▸ **Work order**
Your answer must be every line of the data that contains "JSON".

▸ **App and web page records**
Start of Block
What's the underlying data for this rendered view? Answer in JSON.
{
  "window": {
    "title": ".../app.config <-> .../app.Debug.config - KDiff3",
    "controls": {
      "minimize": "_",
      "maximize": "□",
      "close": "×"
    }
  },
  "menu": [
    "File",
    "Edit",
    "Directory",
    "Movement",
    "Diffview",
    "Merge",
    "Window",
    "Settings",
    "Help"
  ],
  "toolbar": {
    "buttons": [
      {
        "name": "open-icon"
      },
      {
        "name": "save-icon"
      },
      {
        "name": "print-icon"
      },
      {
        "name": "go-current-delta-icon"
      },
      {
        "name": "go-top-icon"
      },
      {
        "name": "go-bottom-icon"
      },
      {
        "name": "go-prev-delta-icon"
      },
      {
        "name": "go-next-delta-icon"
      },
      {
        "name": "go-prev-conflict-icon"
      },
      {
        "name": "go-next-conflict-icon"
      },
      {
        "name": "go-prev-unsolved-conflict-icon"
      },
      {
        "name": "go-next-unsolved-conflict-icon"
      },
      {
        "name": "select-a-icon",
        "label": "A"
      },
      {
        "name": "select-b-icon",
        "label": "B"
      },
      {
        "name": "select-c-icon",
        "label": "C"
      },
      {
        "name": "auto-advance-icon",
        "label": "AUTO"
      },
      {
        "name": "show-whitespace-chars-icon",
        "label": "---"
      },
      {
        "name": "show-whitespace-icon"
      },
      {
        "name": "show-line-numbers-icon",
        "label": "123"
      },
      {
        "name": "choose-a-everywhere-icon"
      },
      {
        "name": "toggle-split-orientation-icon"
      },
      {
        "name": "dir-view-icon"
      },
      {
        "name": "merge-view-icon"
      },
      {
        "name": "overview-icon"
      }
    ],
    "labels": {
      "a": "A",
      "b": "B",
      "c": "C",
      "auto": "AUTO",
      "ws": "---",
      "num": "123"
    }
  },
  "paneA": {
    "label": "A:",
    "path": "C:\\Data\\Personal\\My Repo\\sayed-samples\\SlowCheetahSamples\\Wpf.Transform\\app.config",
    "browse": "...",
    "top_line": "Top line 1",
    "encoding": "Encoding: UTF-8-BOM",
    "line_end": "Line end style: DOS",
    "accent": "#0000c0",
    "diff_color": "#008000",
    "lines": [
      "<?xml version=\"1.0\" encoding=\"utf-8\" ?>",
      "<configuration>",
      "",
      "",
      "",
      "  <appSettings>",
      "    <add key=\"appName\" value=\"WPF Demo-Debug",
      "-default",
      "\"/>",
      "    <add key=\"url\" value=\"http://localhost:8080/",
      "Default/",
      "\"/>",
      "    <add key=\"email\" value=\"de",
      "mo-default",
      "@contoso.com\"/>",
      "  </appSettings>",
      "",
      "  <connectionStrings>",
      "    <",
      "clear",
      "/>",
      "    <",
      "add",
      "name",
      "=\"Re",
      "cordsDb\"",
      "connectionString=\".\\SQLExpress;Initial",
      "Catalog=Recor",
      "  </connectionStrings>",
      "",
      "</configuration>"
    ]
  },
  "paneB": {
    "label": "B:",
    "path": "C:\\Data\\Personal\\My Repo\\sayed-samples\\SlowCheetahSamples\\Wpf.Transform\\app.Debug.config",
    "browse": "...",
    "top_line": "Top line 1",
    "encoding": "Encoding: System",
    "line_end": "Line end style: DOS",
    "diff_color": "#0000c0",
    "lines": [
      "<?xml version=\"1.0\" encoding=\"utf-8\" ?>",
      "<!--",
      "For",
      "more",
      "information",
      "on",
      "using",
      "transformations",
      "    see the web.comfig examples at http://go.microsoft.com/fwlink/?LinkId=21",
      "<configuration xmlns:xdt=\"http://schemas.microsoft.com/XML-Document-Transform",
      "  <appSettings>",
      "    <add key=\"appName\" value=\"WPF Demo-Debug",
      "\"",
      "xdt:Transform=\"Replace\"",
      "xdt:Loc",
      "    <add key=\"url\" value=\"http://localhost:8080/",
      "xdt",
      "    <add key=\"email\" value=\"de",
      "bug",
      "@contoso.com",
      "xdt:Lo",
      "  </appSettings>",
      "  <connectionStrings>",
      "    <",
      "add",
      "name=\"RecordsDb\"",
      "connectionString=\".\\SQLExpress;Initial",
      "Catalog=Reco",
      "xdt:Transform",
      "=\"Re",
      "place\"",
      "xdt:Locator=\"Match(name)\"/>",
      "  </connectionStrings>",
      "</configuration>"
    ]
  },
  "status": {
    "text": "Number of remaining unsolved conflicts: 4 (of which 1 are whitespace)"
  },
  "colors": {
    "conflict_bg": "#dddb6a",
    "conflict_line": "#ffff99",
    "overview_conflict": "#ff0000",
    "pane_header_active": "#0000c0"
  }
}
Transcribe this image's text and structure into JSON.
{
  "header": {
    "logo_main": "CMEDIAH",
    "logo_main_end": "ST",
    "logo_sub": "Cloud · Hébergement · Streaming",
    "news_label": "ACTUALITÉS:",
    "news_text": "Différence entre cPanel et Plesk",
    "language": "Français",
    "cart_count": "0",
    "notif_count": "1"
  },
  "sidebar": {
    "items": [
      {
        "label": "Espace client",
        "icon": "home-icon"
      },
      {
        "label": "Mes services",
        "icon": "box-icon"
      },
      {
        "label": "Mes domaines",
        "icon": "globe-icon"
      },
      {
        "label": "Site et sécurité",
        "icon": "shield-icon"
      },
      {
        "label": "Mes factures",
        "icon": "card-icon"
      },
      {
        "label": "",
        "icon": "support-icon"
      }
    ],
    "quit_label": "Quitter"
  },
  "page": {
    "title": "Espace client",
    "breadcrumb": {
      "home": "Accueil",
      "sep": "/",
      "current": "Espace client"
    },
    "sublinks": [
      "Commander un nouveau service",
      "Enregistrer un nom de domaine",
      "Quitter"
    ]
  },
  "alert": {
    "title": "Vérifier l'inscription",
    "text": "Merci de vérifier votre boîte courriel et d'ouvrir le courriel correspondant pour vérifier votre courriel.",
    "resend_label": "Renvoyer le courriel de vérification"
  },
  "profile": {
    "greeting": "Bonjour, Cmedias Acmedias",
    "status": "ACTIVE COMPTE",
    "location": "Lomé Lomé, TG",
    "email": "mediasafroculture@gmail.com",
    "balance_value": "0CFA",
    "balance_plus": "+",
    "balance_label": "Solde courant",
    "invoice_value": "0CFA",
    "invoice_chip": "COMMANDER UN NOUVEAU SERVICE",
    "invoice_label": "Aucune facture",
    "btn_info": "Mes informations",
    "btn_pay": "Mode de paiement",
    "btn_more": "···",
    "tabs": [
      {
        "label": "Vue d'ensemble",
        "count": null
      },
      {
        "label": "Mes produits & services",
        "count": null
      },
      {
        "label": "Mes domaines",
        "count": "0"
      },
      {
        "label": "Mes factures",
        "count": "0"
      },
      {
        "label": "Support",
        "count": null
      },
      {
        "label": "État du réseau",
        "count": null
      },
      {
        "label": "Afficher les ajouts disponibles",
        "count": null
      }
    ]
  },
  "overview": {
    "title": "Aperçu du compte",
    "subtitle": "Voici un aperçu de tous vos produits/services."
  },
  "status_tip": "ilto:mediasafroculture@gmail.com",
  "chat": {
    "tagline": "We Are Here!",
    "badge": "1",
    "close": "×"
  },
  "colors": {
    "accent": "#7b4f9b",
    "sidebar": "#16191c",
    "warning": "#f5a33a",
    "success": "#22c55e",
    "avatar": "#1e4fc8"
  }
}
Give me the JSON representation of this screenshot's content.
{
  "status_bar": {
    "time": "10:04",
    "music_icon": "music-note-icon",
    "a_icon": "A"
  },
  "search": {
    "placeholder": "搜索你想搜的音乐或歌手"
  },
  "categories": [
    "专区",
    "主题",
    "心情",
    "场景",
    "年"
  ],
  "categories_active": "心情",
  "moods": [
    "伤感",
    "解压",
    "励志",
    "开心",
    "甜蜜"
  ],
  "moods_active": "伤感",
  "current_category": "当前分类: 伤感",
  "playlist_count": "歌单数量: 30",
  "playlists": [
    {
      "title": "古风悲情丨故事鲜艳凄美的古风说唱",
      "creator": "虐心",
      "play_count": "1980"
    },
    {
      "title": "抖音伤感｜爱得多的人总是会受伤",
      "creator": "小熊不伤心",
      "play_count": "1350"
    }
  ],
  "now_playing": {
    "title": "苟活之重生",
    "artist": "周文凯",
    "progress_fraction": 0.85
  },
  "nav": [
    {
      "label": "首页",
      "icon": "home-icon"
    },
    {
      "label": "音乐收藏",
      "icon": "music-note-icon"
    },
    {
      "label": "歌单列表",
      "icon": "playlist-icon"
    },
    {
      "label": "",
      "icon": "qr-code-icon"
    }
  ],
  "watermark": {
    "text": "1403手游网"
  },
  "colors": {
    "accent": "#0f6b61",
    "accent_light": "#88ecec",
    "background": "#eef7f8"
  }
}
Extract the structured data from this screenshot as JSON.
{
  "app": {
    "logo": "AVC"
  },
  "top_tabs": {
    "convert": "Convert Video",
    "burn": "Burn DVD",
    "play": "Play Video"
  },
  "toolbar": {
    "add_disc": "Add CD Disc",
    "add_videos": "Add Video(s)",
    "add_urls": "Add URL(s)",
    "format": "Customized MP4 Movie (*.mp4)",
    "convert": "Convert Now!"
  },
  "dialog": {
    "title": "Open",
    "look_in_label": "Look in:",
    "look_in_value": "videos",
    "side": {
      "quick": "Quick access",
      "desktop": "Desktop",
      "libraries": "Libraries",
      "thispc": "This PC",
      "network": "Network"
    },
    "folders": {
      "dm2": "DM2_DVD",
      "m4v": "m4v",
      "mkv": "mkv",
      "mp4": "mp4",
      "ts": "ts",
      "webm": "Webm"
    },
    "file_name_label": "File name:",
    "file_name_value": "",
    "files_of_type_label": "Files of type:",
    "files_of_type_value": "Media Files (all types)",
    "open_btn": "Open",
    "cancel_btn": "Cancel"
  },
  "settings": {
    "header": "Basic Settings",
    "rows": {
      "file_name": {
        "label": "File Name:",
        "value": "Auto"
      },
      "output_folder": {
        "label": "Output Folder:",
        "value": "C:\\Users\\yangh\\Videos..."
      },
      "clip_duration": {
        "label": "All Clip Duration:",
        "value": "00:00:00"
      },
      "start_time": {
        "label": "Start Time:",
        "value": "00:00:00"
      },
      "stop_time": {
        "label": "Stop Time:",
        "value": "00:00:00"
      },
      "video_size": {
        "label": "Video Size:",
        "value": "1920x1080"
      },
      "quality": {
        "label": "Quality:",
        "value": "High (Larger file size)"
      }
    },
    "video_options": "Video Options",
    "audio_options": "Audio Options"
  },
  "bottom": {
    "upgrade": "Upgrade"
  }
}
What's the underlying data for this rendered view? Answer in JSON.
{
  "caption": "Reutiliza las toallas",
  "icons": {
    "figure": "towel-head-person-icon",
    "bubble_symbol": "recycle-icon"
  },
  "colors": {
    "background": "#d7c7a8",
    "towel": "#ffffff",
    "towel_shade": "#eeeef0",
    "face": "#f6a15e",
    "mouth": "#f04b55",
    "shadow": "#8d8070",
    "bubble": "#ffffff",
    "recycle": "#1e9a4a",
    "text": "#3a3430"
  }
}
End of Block
▸ **Exercise answer**
What's the underlying data for this rendered view? Answer in JSON.
Transcribe this image's text and structure into JSON.
Give me the JSON representation of this screenshot's content.
Extract the structured data from this screenshot as JSON.
What's the underlying data for this rendered view? Answer in JSON.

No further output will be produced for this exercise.